Colin Higgins’ tale of the death-obsessed, introverted teenager Harold meeting the love of his life, 79-year-old Maude at a funeral they both attend despite not even knowing the deceased spawns a new way of life in every aspect of the phrase for the pair. Not exactly your standard set-up for a romantic comedy, but the film is so delightfully offbeat in every sense of the word that even The Addams Family would undoubtedly give a standing ovation at the events which then unfold.
Maude lives a carefree existence, filling her time by living life to its fullest and she teaches Harold that there’s no point in living if you can’t feel alive. The contrast of the two personalities creates a clear attraction, which is accompanied by a perfect soundtrack from Cat Stevens.
Despite being in a new decade, the spirit of the 60’s continues to live on throughout Harold and Maude with big nods towards the breaking of taboos and also of the establishment. Harold’s mother, a wealthy socialite, constantly attempts to find her son a wife by setting him up on dates, all of which are abruptly ended with Harold staging a fake (and always hilarious) suicide.
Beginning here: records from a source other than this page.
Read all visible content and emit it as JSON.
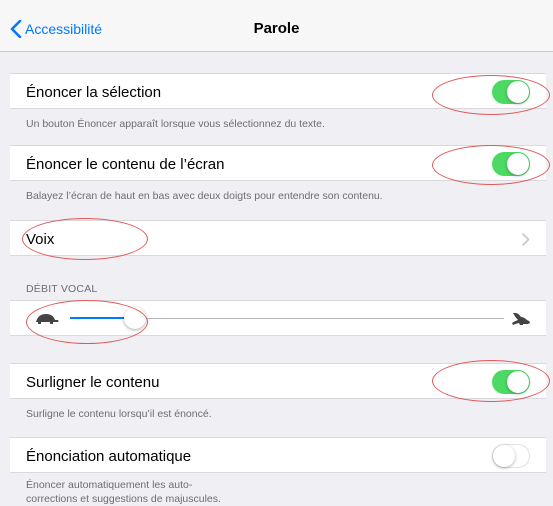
{
  "nav": {
    "back_label": "Accessibilité",
    "title": "Parole"
  },
  "speak_selection": {
    "label": "Énoncer la sélection",
    "on": true,
    "footer": "Un bouton Énoncer apparaît lorsque vous sélectionnez du texte."
  },
  "speak_screen": {
    "label": "Énoncer le contenu de l’écran",
    "on": true,
    "footer": "Balayez l’écran de haut en bas avec deux doigts pour entendre son contenu."
  },
  "voices": {
    "label": "Voix"
  },
  "speaking_rate": {
    "header": "DÉBIT VOCAL",
    "slow_icon": "turtle-icon",
    "fast_icon": "hare-icon",
    "value_fraction": 0.15
  },
  "highlight": {
    "label": "Surligner le contenu",
    "on": true,
    "footer": "Surligne le contenu lorsqu’il est énoncé."
  },
  "auto_speak": {
    "label": "Énonciation automatique",
    "on": false,
    "footer_line1": "Énoncer automatiquement les auto-",
    "footer_line2": "corrections et suggestions de majuscules."
  },
  "colors": {
    "accent": "#007aff",
    "switch_on": "#4cd964",
    "annotation": "#e05a5a",
    "background": "#efeff4"
  }
}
Realising that she is struggling to present her son with a suitable marriage candidate, she then attempts to get him onside with materialistic goods in the form of a brand new Jaguar convertible, which Harold then transforms into his very own hearse.
Ultimately, Hal Ashby’s understated vision and deadpan humour has only grown more vivid throughout the passing decades and when watching Harold and Maude you can tell that it is very much at the root of so many wonderful films which owe a great debt to it. It is bursting at the seams with originality, wit and wonderful performances both from Bud Cort and Ruth Gordon, and the wonderful supporting cast. The social commentary has also come full circle and finds itself being as relevant today as it was back then, along with the message Maude has to her junior companion and of course ourselves, the audience.
All we have to remember is that everything will be okay, so, if you want to sing out, sing out, and if you want to be free, be free.
Harold and Maude will be showing at FACT this Sunday 19 April at 6pm as part of Vintage Sundays. Click here to book tickets.